Surprisingly, they managed to succeed on all fronts. I’ve been playing a metric shit-ton of Project M during my university years and everyone managed to find different mains that fit their playstyles. I even introduced some people to Super Smash Bros with this game, thanks to the amazing costumes added to the game such as Shadow Queen Peach. For some laughs, we would sometimes use custom modes like turbo mode or screen borders that loop around -- something we never do in other Smash games.
Project M truly was the Super Smash Bros Ultimate years before Ultimate. While I don’t have easy access to a Wii anymore, and finding working copies of Brawl in 2019 isn’t a given, I’m hopeful that I’ll figure out a playgroup of this amazing game again. You haven’t lived until you’ve played Project M Ganondorf.
Guilty Gear Xrd will always be a special title for me, not only because of its numerous qualities but also what it means for me at Destructoid.
I don’t want to spend too much time gushing, but holy moly. Xrd is gorgeous. Arc System Works’ nailed cell-shaded fighting game graphics in their very first try. Five years later, as we start hearing news about its sequel Guilty Gear Strive, no other company has managed to match them.

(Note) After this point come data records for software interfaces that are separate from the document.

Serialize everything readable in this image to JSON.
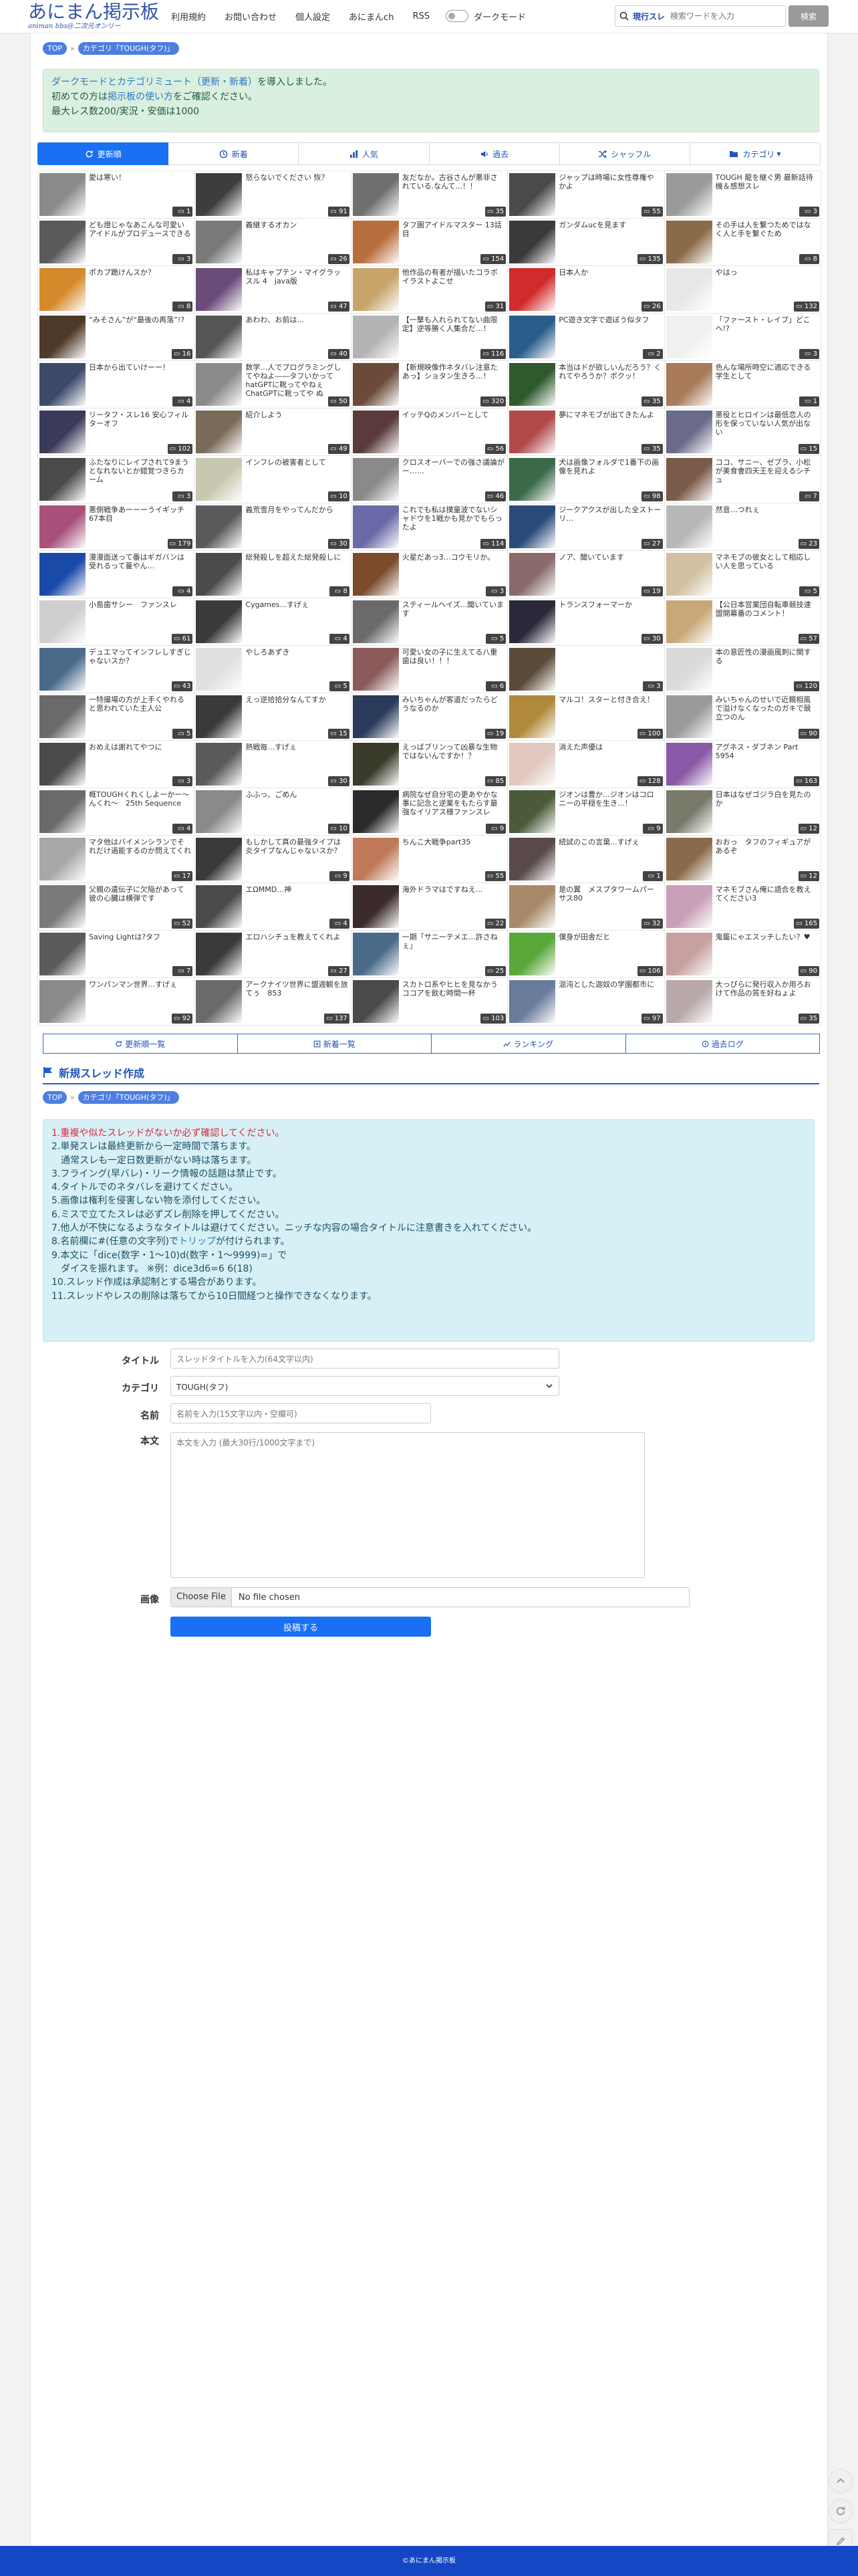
{
  "header": {
    "logo_main": "あにまん掲示板",
    "logo_sub": "animan bbs@二次元オンリー",
    "nav": [
      "利用規約",
      "お問い合わせ",
      "個人設定",
      "あにまんch",
      "RSS"
    ],
    "dark_mode_label": "ダークモード",
    "search_mode": "現行スレ",
    "search_placeholder": "検索ワードを入力",
    "search_button": "検索"
  },
  "breadcrumb": {
    "top": "TOP",
    "category": "カテゴリ「TOUGH(タフ)」"
  },
  "notice": {
    "line1_link": "ダークモードとカテゴリミュート（更新・新着）",
    "line1_rest": "を導入しました。",
    "line2_pre": "初めての方は",
    "line2_link": "掲示板の使い方",
    "line2_rest": "をご確認ください。",
    "line3": "最大レス数200/実況・安価は1000"
  },
  "tabs": [
    "更新順",
    "新着",
    "人気",
    "過去",
    "シャッフル",
    "カテゴリ"
  ],
  "threads": [
    {
      "title": "愛は寒い！",
      "count": "1",
      "thumb": "#8a8a8a"
    },
    {
      "title": "怒らないでください 恢？",
      "count": "91",
      "thumb": "#3d3d3d"
    },
    {
      "title": "友だなか。古谷さんが悪非されている.なんて...！！",
      "count": "35",
      "thumb": "#6f6f6f"
    },
    {
      "title": "ジャップは時場に女性尊権やかよ",
      "count": "55",
      "thumb": "#4a4a4a"
    },
    {
      "title": "TOUGH 龍を継ぐ男 最新話待機＆感想スレ",
      "count": "3",
      "thumb": "#9a9a9a"
    },
    {
      "title": "ども燈じゃなあこんな可愛いアイドルがプロデュースできる",
      "count": "3",
      "thumb": "#5a5a5a"
    },
    {
      "title": "義継するオカン",
      "count": "26",
      "thumb": "#7a7a7a"
    },
    {
      "title": "タフ園アイドルマスター 13話目",
      "count": "154",
      "thumb": "#b86d3c"
    },
    {
      "title": "ガンダムucを見ます",
      "count": "135",
      "thumb": "#3a3a3a"
    },
    {
      "title": "その手は人を繋つためではなく人と手を繋ぐため",
      "count": "8",
      "thumb": "#8b6a4a"
    },
    {
      "title": "ポカプ跪けんスか？",
      "count": "8",
      "thumb": "#d48a2a"
    },
    {
      "title": "私はキャプテン・マイグラッスル 4　java版",
      "count": "47",
      "thumb": "#6a4b7a"
    },
    {
      "title": "他作品の有者が描いたコラボイラストよこせ",
      "count": "31",
      "thumb": "#c7a46a"
    },
    {
      "title": "日本人か",
      "count": "26",
      "thumb": "#d12b2b"
    },
    {
      "title": "やはっ",
      "count": "132",
      "thumb": "#e8e8e8"
    },
    {
      "title": "“みそさん”が“最後の再落”!?",
      "count": "16",
      "thumb": "#4e3a2a"
    },
    {
      "title": "あわわ、お前は...",
      "count": "40",
      "thumb": "#555555"
    },
    {
      "title": "【一撃も入れられてない曲限定】逆等勝く人集合だ…！",
      "count": "116",
      "thumb": "#b3b3b3"
    },
    {
      "title": "PC遊き文字で遊ぼう似タフ",
      "count": "2",
      "thumb": "#2a5d8a"
    },
    {
      "title": "「ファースト・レイプ」どこへ!?",
      "count": "3",
      "thumb": "#f0f0f0"
    },
    {
      "title": "日本から出ていけーー！",
      "count": "4",
      "thumb": "#3c4a6a"
    },
    {
      "title": "数学…人でプログラミングしてやねよ――タフいかってhatGPTに靴ってやねぇChatGPTに靴ってや ぬ",
      "count": "50",
      "thumb": "#8a8a8a"
    },
    {
      "title": "【新規映像作ネタバレ注意たあっ】ショタン生きろ…！",
      "count": "320",
      "thumb": "#6b4a3a"
    },
    {
      "title": "本当はドが欲しいんだろう？くれてやろうか？ボクッ！",
      "count": "35",
      "thumb": "#2e5a2e"
    },
    {
      "title": "色んな場所時空に適応できる学生として",
      "count": "1",
      "thumb": "#a87a5a"
    },
    {
      "title": "リータフ・スレ16 安心フィルターオフ",
      "count": "102",
      "thumb": "#3a3a5a"
    },
    {
      "title": "紹介しよう",
      "count": "49",
      "thumb": "#7a6a5a"
    },
    {
      "title": "イッテQのメンバーとして",
      "count": "56",
      "thumb": "#5a3a3a"
    },
    {
      "title": "夢にマネモブが出てきたんよ",
      "count": "35",
      "thumb": "#b04a4a"
    },
    {
      "title": "悪役とヒロインは最低恋人の形を保っていない人気が出ない",
      "count": "15",
      "thumb": "#6a6a8a"
    },
    {
      "title": "ふたなりにレイプされて9まうとなれないとか錯覚つきらカーム",
      "count": "3",
      "thumb": "#4a4a4a"
    },
    {
      "title": "インフレの被害者として",
      "count": "10",
      "thumb": "#c8c8b0"
    },
    {
      "title": "クロスオーバーでの強さ議論がー……",
      "count": "46",
      "thumb": "#8a8a8a"
    },
    {
      "title": "犬は画像フォルダで1番下の画像を見れよ",
      "count": "98",
      "thumb": "#3a6a4a"
    },
    {
      "title": "ココ、サニー、ゼブラ、小松が美食會四天王を迎えるシチュ",
      "count": "7",
      "thumb": "#7a5a4a"
    },
    {
      "title": "悪側戦争あーーーうイギッチ 67本目",
      "count": "179",
      "thumb": "#a8507a"
    },
    {
      "title": "義荒雪月をやってんだから",
      "count": "30",
      "thumb": "#5a5a5a"
    },
    {
      "title": "これでも私は撲童波でないシャドウを1戦かも見かでもらったよ",
      "count": "114",
      "thumb": "#6a6aa8"
    },
    {
      "title": "ジークアクスが出した全ストーリ…",
      "count": "27",
      "thumb": "#2a4a7a"
    },
    {
      "title": "然音…つれぇ",
      "count": "23",
      "thumb": "#b8b8b8"
    },
    {
      "title": "漫漫面送って番はギガバンは受れるって蔓やん…",
      "count": "4",
      "thumb": "#1a4aa8"
    },
    {
      "title": "総発殺しを超えた総発殺しに",
      "count": "8",
      "thumb": "#4a4a4a"
    },
    {
      "title": "火星だあっ3…コウモリか。",
      "count": "3",
      "thumb": "#7a4a2a"
    },
    {
      "title": "ノア、聞いています",
      "count": "19",
      "thumb": "#8a6a6a"
    },
    {
      "title": "マネモブの彼女として相応しい人を思っている",
      "count": "5",
      "thumb": "#d0c0a0"
    },
    {
      "title": "小島歯サシー　ファンスレ",
      "count": "61",
      "thumb": "#cfcfcf"
    },
    {
      "title": "Cygames...すげぇ",
      "count": "4",
      "thumb": "#3a3a3a"
    },
    {
      "title": "スティールヘイズ...聞いています",
      "count": "5",
      "thumb": "#6a6a6a"
    },
    {
      "title": "トランスフォーマーか",
      "count": "30",
      "thumb": "#2a2a3a"
    },
    {
      "title": "【公日本営業団自転車競技速盟開幕番のコメント！",
      "count": "57",
      "thumb": "#c8a878"
    },
    {
      "title": "デュエマってインフレしすぎじゃないスか？",
      "count": "43",
      "thumb": "#4a6a8a"
    },
    {
      "title": "やしろあずき",
      "count": "5",
      "thumb": "#e0e0e0"
    },
    {
      "title": "可愛い女の子に生えてる八重歯は良い！！！",
      "count": "6",
      "thumb": "#8a5a5a"
    },
    {
      "title": "",
      "count": "3",
      "thumb": "#5a4a3a"
    },
    {
      "title": "本の意匠性の漫画風刺に関する",
      "count": "120",
      "thumb": "#dadada"
    },
    {
      "title": "一特撮場の方が上手くやれると思われていた主人公",
      "count": "5",
      "thumb": "#6a6a6a"
    },
    {
      "title": "えっ逆拾拾分なんてすか",
      "count": "15",
      "thumb": "#3a3a3a"
    },
    {
      "title": "みいちゃんが客道だったらどうなるのか",
      "count": "19",
      "thumb": "#2a3a5a"
    },
    {
      "title": "マルコ！スターと付き合え！",
      "count": "100",
      "thumb": "#b08a3a"
    },
    {
      "title": "みいちゃんのせいで近親相風で溢けなくなったのガキで競立つのん",
      "count": "90",
      "thumb": "#9a9a9a"
    },
    {
      "title": "おめえは謝れてやつに",
      "count": "3",
      "thumb": "#4a4a4a"
    },
    {
      "title": "熱戦毎...すげぇ",
      "count": "30",
      "thumb": "#5a5a5a"
    },
    {
      "title": "えっばブリンって凶暴な生物ではないんですか！？",
      "count": "85",
      "thumb": "#3a3a2a"
    },
    {
      "title": "消えた声優は",
      "count": "128",
      "thumb": "#e0c8c0"
    },
    {
      "title": "アグネス・ダブネン Part 5954",
      "count": "163",
      "thumb": "#8a5aa8"
    },
    {
      "title": "概TOUGHくれくしよーかー〜んくれ〜　25th Sequence",
      "count": "4",
      "thumb": "#6a6a6a"
    },
    {
      "title": "ふふっ、ごめん",
      "count": "10",
      "thumb": "#8a8a8a"
    },
    {
      "title": "病院なぜ自分宅の更あやかな事に記念と逆業をもたらす最強なイリアス様ファンスレ",
      "count": "9",
      "thumb": "#2a2a2a"
    },
    {
      "title": "ジオンは豊か...ジオンはコロニーの平穏を生き...！",
      "count": "9",
      "thumb": "#4a5a3a"
    },
    {
      "title": "日本はなぜゴジラ白を見たのか",
      "count": "12",
      "thumb": "#7a7a6a"
    },
    {
      "title": "マタ他はバイメンシランでそれだけ過能するのか問えてくれ",
      "count": "17",
      "thumb": "#a8a8a8"
    },
    {
      "title": "もしかして真の最強タイプは炎タイプなんじゃないスか？",
      "count": "9",
      "thumb": "#3a3a3a"
    },
    {
      "title": "ちんこ大戦争part35",
      "count": "55",
      "thumb": "#c07a5a"
    },
    {
      "title": "続試のこの言葉...すげぇ",
      "count": "1",
      "thumb": "#5a4a4a"
    },
    {
      "title": "おおっ　タフのフィギュアがあるぞ",
      "count": "12",
      "thumb": "#8a6a4a"
    },
    {
      "title": "父親の遺伝子に欠陥があって彼の心臓は横弾です",
      "count": "52",
      "thumb": "#7a7a7a"
    },
    {
      "title": "エΩMMD…神",
      "count": "4",
      "thumb": "#4a4a4a"
    },
    {
      "title": "海外ドラマはですねえ...",
      "count": "22",
      "thumb": "#3a2a2a"
    },
    {
      "title": "是の翼　メスプタワームパーサス80",
      "count": "32",
      "thumb": "#a88a6a"
    },
    {
      "title": "マネモブさん俺に語合を教えてください3",
      "count": "165",
      "thumb": "#c8a0b8"
    },
    {
      "title": "Saving Lightは?タフ",
      "count": "7",
      "thumb": "#5a5a5a"
    },
    {
      "title": "エロハシチュを教えてくれよ",
      "count": "27",
      "thumb": "#3a3a3a"
    },
    {
      "title": "一期「サニーテメエ…許さねぇ」",
      "count": "25",
      "thumb": "#4a6a8a"
    },
    {
      "title": "僕身が田舎だと",
      "count": "106",
      "thumb": "#5aa83a"
    },
    {
      "title": "鬼籠にゃエスッチしたい？♥",
      "count": "90",
      "thumb": "#c8a0a0"
    },
    {
      "title": "ワンパンマン世界...すげぇ",
      "count": "92",
      "thumb": "#8a8a8a"
    },
    {
      "title": "アークナイツ世界に盟週観を放てぅ　853",
      "count": "137",
      "thumb": "#6a6a6a"
    },
    {
      "title": "スカトロ系やヒヒを見なかうココアを飲む時間一杯",
      "count": "103",
      "thumb": "#4a4a4a"
    },
    {
      "title": "混沌とした迦奴の学園都市に",
      "count": "97",
      "thumb": "#6a7a9a"
    },
    {
      "title": "大っぴらに発行収入か用ろおけて作品の質を好ねょよ",
      "count": "35",
      "thumb": "#b8a8a8"
    }
  ],
  "bottom_nav": [
    "更新順一覧",
    "新着一覧",
    "ランキング",
    "過去ログ"
  ],
  "new_thread": {
    "title": "新規スレッド作成",
    "rules_first": "1.重複や似たスレッドがないか必ず確認してください。",
    "rules": [
      "2.単発スレは最終更新から一定時間で落ちます。",
      "　通常スレも一定日数更新がない時は落ちます。",
      "3.フライング(早バレ)・リーク情報の話題は禁止です。",
      "4.タイトルでのネタバレを避けてください。",
      "5.画像は権利を侵害しない物を添付してください。",
      "6.ミスで立てたスレは必ずズレ削除を押してください。",
      "7.他人が不快になるようなタイトルは避けてください。ニッチな内容の場合タイトルに注意書きを入れてください。"
    ],
    "rule8_pre": "8.名前欄に#(任意の文字列)で",
    "rule8_link": "トリップ",
    "rule8_post": "が付けられます。",
    "rules_tail": [
      "9.本文に「dice(数字・1〜10)d(数字・1〜9999)=」で",
      "　ダイスを振れます。 ※例：dice3d6=6 6(18)",
      "10.スレッド作成は承認制とする場合があります。",
      "11.スレッドやレスの削除は落ちてから10日間経つと操作できなくなります。"
    ],
    "label_title": "タイトル",
    "ph_title": "スレッドタイトルを入力(64文字以内)",
    "label_category": "カテゴリ",
    "category_value": "TOUGH(タフ)",
    "label_name": "名前",
    "ph_name": "名前を入力(15文字以内・空欄可)",
    "label_body": "本文",
    "ph_body": "本文を入力 (最大30行/1000文字まで)",
    "label_image": "画像",
    "file_button": "Choose File",
    "file_none": "No file chosen",
    "submit": "投稿する"
  },
  "footer": "©あにまん掲示板",
  "colors": {
    "accent": "#1a6ff3",
    "brand": "#3355a6",
    "footer": "#1547c5"
  }
}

And the fighting itself is so sweet! All the characters have incredibly varied playstyles, thanks in large part to their flashy weaponry. In what other game do you get to choose between fighting with a sword, a scalpel, an anchor or a… flag? The fighting is varied, flashy and fast-paced. It’s the perfect blend for an amazing fighting game.
Now, for the personal touch. It wasn’t too long after I got my PlayStation 4. I was looking for a fighting game to play and a couple of them were on sale on the PlayStation Store. For a long time, I thought about getting Skullgirls, but I ended up giving Guilty Gear a shot. Am I glad I did!
I got to chat with Larxinostic for the first time by including Guilty Gear Xrd in my very first game of the year list on Dtoid. We played a ton of great matches online together, and as the updated version of the game came around I even got to make the very first Destructoid Draws!
Some of my favorite memories on the website came from the purchase of a very special fighting game on a whim.
Is there anyone who expected NieR to get a sequel before Square Enix’s fateful E3 presentation? The original had pretty middling reviews and the developer behind it, Cavia, had shut down in 2010. It did a ton right, including genre-defining camera angles and a great mix of soundtrack and writing. But its stiff controls and tedious quests bogged it down in the eyes of critics. It didn’t get a lot of renown beyond being yet another janky Square Enix title in a janky era for the publisher.
But lo and behold, they partnered with Platinum Games of all studios to work on the sequel. The result was phenomenal. The music from Keiichi Okabe, Yoko Taro’s depressing philosophical writing and the quirky genre-defining elements are all there, with gameplay that carries the experience instead of hindering it. Dodging bullets and shooting machine scum while pondering my reason for existence has never felt this good. Until eventually it doesn’t feel good because the screen is blurry and… has someone been cutting onions in this room or something?
Whether you’re a fan of action RPGs or not, NieR Automata is a game I’d recommend. I got the chance to play it over spring break and I was glued to my screen the entire way. It’s got a few quirks, and I’ve heard the PC port is rough at best, but it was my game of the decade.